**Work instruction:**
Apart from the pictures, everything in the lines below must be printed exactly.

[Given records Boundary: Start]

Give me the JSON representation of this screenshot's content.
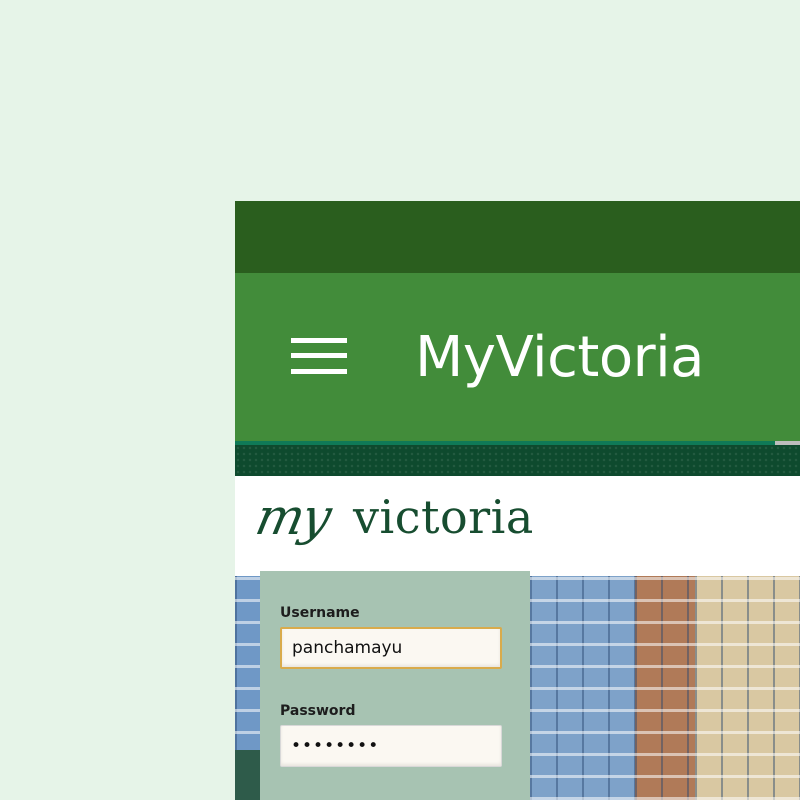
{
  "app_bar": {
    "menu_icon": "hamburger-menu-icon",
    "title": "MyVictoria"
  },
  "page_progress": 0.956,
  "logo": {
    "my": "my",
    "victoria": "victoria"
  },
  "login": {
    "username_label": "Username",
    "username_value": "panchamayu",
    "password_label": "Password",
    "password_value": "••••••••"
  },
  "colors": {
    "status_bar": "#2a5e1e",
    "app_bar": "#428c3a",
    "brand_dark_green": "#174d30",
    "input_focus_border": "#d9ab4c"
  }
}
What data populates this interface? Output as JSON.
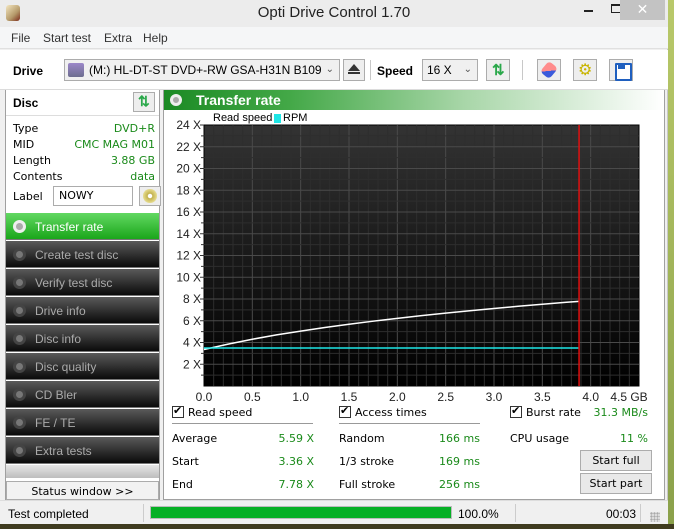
{
  "window": {
    "title": "Opti Drive Control 1.70",
    "controls": {
      "minimize": "–",
      "maximize": "□",
      "close": "✕"
    }
  },
  "menu": [
    "File",
    "Start test",
    "Extra",
    "Help"
  ],
  "toolbar": {
    "drive_label": "Drive",
    "drive_value": "(M:)   HL-DT-ST DVD+-RW GSA-H31N B109",
    "speed_label": "Speed",
    "speed_value": "16 X",
    "icons": [
      "drive-icon",
      "eject-icon",
      "refresh-icon",
      "erase-icon",
      "settings-icon",
      "save-icon"
    ]
  },
  "disc": {
    "title": "Disc",
    "rows": [
      {
        "key": "Type",
        "value": "DVD+R"
      },
      {
        "key": "MID",
        "value": "CMC MAG M01"
      },
      {
        "key": "Length",
        "value": "3.88 GB"
      },
      {
        "key": "Contents",
        "value": "data"
      }
    ],
    "label_key": "Label",
    "label_value": "NOWY"
  },
  "nav": [
    {
      "label": "Transfer rate",
      "active": true
    },
    {
      "label": "Create test disc",
      "active": false
    },
    {
      "label": "Verify test disc",
      "active": false
    },
    {
      "label": "Drive info",
      "active": false
    },
    {
      "label": "Disc info",
      "active": false
    },
    {
      "label": "Disc quality",
      "active": false
    },
    {
      "label": "CD Bler",
      "active": false
    },
    {
      "label": "FE / TE",
      "active": false
    },
    {
      "label": "Extra tests",
      "active": false
    }
  ],
  "status_window_button": "Status window >>",
  "panel": {
    "title": "Transfer rate"
  },
  "chart_data": {
    "type": "line",
    "title": "Transfer rate",
    "legend": [
      "Read speed",
      "RPM"
    ],
    "legend_placement": "top-left",
    "xlabel": "GB",
    "ylabel": "X",
    "xlim": [
      0,
      4.5
    ],
    "ylim": [
      0,
      24
    ],
    "x_ticks": [
      "0.0",
      "0.5",
      "1.0",
      "1.5",
      "2.0",
      "2.5",
      "3.0",
      "3.5",
      "4.0",
      "4.5 GB"
    ],
    "y_ticks": [
      "2 X",
      "4 X",
      "6 X",
      "8 X",
      "10 X",
      "12 X",
      "14 X",
      "16 X",
      "18 X",
      "20 X",
      "22 X",
      "24 X"
    ],
    "grid": true,
    "series": [
      {
        "name": "Read speed",
        "color": "#ffffff",
        "x": [
          0.0,
          0.25,
          0.5,
          0.75,
          1.0,
          1.25,
          1.5,
          1.75,
          2.0,
          2.25,
          2.5,
          2.75,
          3.0,
          3.25,
          3.5,
          3.75,
          3.88
        ],
        "y": [
          3.36,
          3.85,
          4.3,
          4.7,
          5.05,
          5.38,
          5.68,
          5.96,
          6.22,
          6.47,
          6.7,
          6.92,
          7.13,
          7.33,
          7.52,
          7.7,
          7.78
        ]
      },
      {
        "name": "RPM",
        "color": "#1ee6e6",
        "x": [
          0.0,
          3.88
        ],
        "y": [
          3.5,
          3.5
        ]
      }
    ],
    "marker_line": {
      "x": 3.88,
      "color": "#e01010"
    }
  },
  "stats": {
    "read_speed": {
      "label": "Read speed",
      "checked": true,
      "rows": [
        {
          "key": "Average",
          "value": "5.59 X"
        },
        {
          "key": "Start",
          "value": "3.36 X"
        },
        {
          "key": "End",
          "value": "7.78 X"
        }
      ]
    },
    "access_times": {
      "label": "Access times",
      "checked": true,
      "rows": [
        {
          "key": "Random",
          "value": "166 ms"
        },
        {
          "key": "1/3 stroke",
          "value": "169 ms"
        },
        {
          "key": "Full stroke",
          "value": "256 ms"
        }
      ]
    },
    "burst_rate": {
      "label": "Burst rate",
      "checked": true,
      "value": "31.3 MB/s"
    },
    "cpu_usage": {
      "label": "CPU usage",
      "value": "11 %"
    },
    "buttons": {
      "start_full": "Start full",
      "start_part": "Start part"
    }
  },
  "statusbar": {
    "text": "Test completed",
    "progress": 1.0,
    "progress_text": "100.0%",
    "elapsed": "00:03"
  }
}
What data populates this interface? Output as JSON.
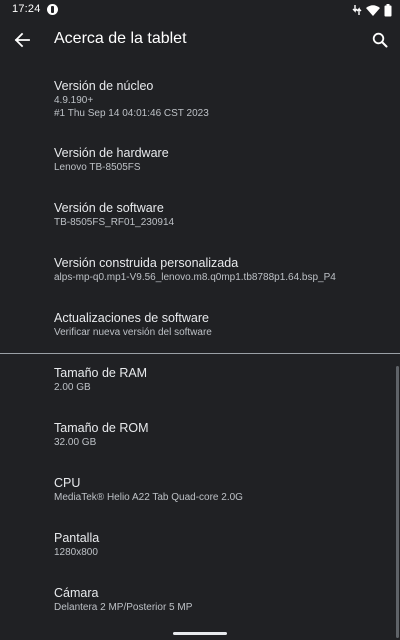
{
  "status_bar": {
    "time": "17:24"
  },
  "app_bar": {
    "title": "Acerca de la tablet"
  },
  "items": [
    {
      "title": "Versión de núcleo",
      "summary": [
        "4.9.190+",
        "#1 Thu Sep 14 04:01:46 CST 2023"
      ]
    },
    {
      "title": "Versión de hardware",
      "summary": [
        "Lenovo TB-8505FS"
      ]
    },
    {
      "title": "Versión de software",
      "summary": [
        "TB-8505FS_RF01_230914"
      ]
    },
    {
      "title": "Versión construida personalizada",
      "summary": [
        "alps-mp-q0.mp1-V9.56_lenovo.m8.q0mp1.tb8788p1.64.bsp_P4"
      ]
    },
    {
      "title": "Actualizaciones de software",
      "summary": [
        "Verificar nueva versión del software"
      ]
    },
    {
      "title": "Tamaño de RAM",
      "summary": [
        "2.00 GB"
      ]
    },
    {
      "title": "Tamaño de ROM",
      "summary": [
        "32.00 GB"
      ]
    },
    {
      "title": "CPU",
      "summary": [
        "MediaTek® Helio A22 Tab Quad-core 2.0G"
      ]
    },
    {
      "title": "Pantalla",
      "summary": [
        "1280x800"
      ]
    },
    {
      "title": "Cámara",
      "summary": [
        "Delantera 2 MP/Posterior 5 MP"
      ]
    }
  ],
  "icons": {
    "back": "arrow-back-icon",
    "search": "search-icon",
    "notification": "notification-icon",
    "signal": "signal-icon",
    "wifi": "wifi-icon",
    "battery": "battery-icon"
  }
}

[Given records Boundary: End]

**Reply:**
Give me the JSON representation of this screenshot's content.
{
  "app_bar": {
    "menu_icon": "hamburger-menu-icon",
    "title": "MyVictoria"
  },
  "page_progress": 0.956,
  "logo": {
    "my": "my",
    "victoria": "victoria"
  },
  "login": {
    "username_label": "Username",
    "username_value": "panchamayu",
    "password_label": "Password",
    "password_value": "••••••••"
  },
  "colors": {
    "status_bar": "#2a5e1e",
    "app_bar": "#428c3a",
    "brand_dark_green": "#174d30",
    "input_focus_border": "#d9ab4c"
  }
}
What data populates this interface? Output as JSON.
{
  "window": {
    "title": "Opti Drive Control 1.70",
    "controls": {
      "minimize": "–",
      "maximize": "□",
      "close": "✕"
    }
  },
  "menu": [
    "File",
    "Start test",
    "Extra",
    "Help"
  ],
  "toolbar": {
    "drive_label": "Drive",
    "drive_value": "(M:)   HL-DT-ST DVD+-RW GSA-H31N B109",
    "speed_label": "Speed",
    "speed_value": "16 X",
    "icons": [
      "drive-icon",
      "eject-icon",
      "refresh-icon",
      "erase-icon",
      "settings-icon",
      "save-icon"
    ]
  },
  "disc": {
    "title": "Disc",
    "rows": [
      {
        "key": "Type",
        "value": "DVD+R"
      },
      {
        "key": "MID",
        "value": "CMC MAG M01"
      },
      {
        "key": "Length",
        "value": "3.88 GB"
      },
      {
        "key": "Contents",
        "value": "data"
      }
    ],
    "label_key": "Label",
    "label_value": "NOWY"
  },
  "nav": [
    {
      "label": "Transfer rate",
      "active": true
    },
    {
      "label": "Create test disc",
      "active": false
    },
    {
      "label": "Verify test disc",
      "active": false
    },
    {
      "label": "Drive info",
      "active": false
    },
    {
      "label": "Disc info",
      "active": false
    },
    {
      "label": "Disc quality",
      "active": false
    },
    {
      "label": "CD Bler",
      "active": false
    },
    {
      "label": "FE / TE",
      "active": false
    },
    {
      "label": "Extra tests",
      "active": false
    }
  ],
  "status_window_button": "Status window >>",
  "panel": {
    "title": "Transfer rate"
  },
  "chart_data": {
    "type": "line",
    "title": "Transfer rate",
    "legend": [
      "Read speed",
      "RPM"
    ],
    "legend_placement": "top-left",
    "xlabel": "GB",
    "ylabel": "X",
    "xlim": [
      0,
      4.5
    ],
    "ylim": [
      0,
      24
    ],
    "x_ticks": [
      "0.0",
      "0.5",
      "1.0",
      "1.5",
      "2.0",
      "2.5",
      "3.0",
      "3.5",
      "4.0",
      "4.5 GB"
    ],
    "y_ticks": [
      "2 X",
      "4 X",
      "6 X",
      "8 X",
      "10 X",
      "12 X",
      "14 X",
      "16 X",
      "18 X",
      "20 X",
      "22 X",
      "24 X"
    ],
    "grid": true,
    "series": [
      {
        "name": "Read speed",
        "color": "#ffffff",
        "x": [
          0.0,
          0.25,
          0.5,
          0.75,
          1.0,
          1.25,
          1.5,
          1.75,
          2.0,
          2.25,
          2.5,
          2.75,
          3.0,
          3.25,
          3.5,
          3.75,
          3.88
        ],
        "y": [
          3.36,
          3.85,
          4.3,
          4.7,
          5.05,
          5.38,
          5.68,
          5.96,
          6.22,
          6.47,
          6.7,
          6.92,
          7.13,
          7.33,
          7.52,
          7.7,
          7.78
        ]
      },
      {
        "name": "RPM",
        "color": "#1ee6e6",
        "x": [
          0.0,
          3.88
        ],
        "y": [
          3.5,
          3.5
        ]
      }
    ],
    "marker_line": {
      "x": 3.88,
      "color": "#e01010"
    }
  },
  "stats": {
    "read_speed": {
      "label": "Read speed",
      "checked": true,
      "rows": [
        {
          "key": "Average",
          "value": "5.59 X"
        },
        {
          "key": "Start",
          "value": "3.36 X"
        },
        {
          "key": "End",
          "value": "7.78 X"
        }
      ]
    },
    "access_times": {
      "label": "Access times",
      "checked": true,
      "rows": [
        {
          "key": "Random",
          "value": "166 ms"
        },
        {
          "key": "1/3 stroke",
          "value": "169 ms"
        },
        {
          "key": "Full stroke",
          "value": "256 ms"
        }
      ]
    },
    "burst_rate": {
      "label": "Burst rate",
      "checked": true,
      "value": "31.3 MB/s"
    },
    "cpu_usage": {
      "label": "CPU usage",
      "value": "11 %"
    },
    "buttons": {
      "start_full": "Start full",
      "start_part": "Start part"
    }
  },
  "statusbar": {
    "text": "Test completed",
    "progress": 1.0,
    "progress_text": "100.0%",
    "elapsed": "00:03"
  }
}
What data populates this interface? Output as JSON.
{
  "status_bar": {
    "time": "17:24"
  },
  "app_bar": {
    "title": "Acerca de la tablet"
  },
  "items": [
    {
      "title": "Versión de núcleo",
      "summary": [
        "4.9.190+",
        "#1 Thu Sep 14 04:01:46 CST 2023"
      ]
    },
    {
      "title": "Versión de hardware",
      "summary": [
        "Lenovo TB-8505FS"
      ]
    },
    {
      "title": "Versión de software",
      "summary": [
        "TB-8505FS_RF01_230914"
      ]
    },
    {
      "title": "Versión construida personalizada",
      "summary": [
        "alps-mp-q0.mp1-V9.56_lenovo.m8.q0mp1.tb8788p1.64.bsp_P4"
      ]
    },
    {
      "title": "Actualizaciones de software",
      "summary": [
        "Verificar nueva versión del software"
      ]
    },
    {
      "title": "Tamaño de RAM",
      "summary": [
        "2.00 GB"
      ]
    },
    {
      "title": "Tamaño de ROM",
      "summary": [
        "32.00 GB"
      ]
    },
    {
      "title": "CPU",
      "summary": [
        "MediaTek® Helio A22 Tab Quad-core 2.0G"
      ]
    },
    {
      "title": "Pantalla",
      "summary": [
        "1280x800"
      ]
    },
    {
      "title": "Cámara",
      "summary": [
        "Delantera 2 MP/Posterior 5 MP"
      ]
    }
  ],
  "icons": {
    "back": "arrow-back-icon",
    "search": "search-icon",
    "notification": "notification-icon",
    "signal": "signal-icon",
    "wifi": "wifi-icon",
    "battery": "battery-icon"
  }
}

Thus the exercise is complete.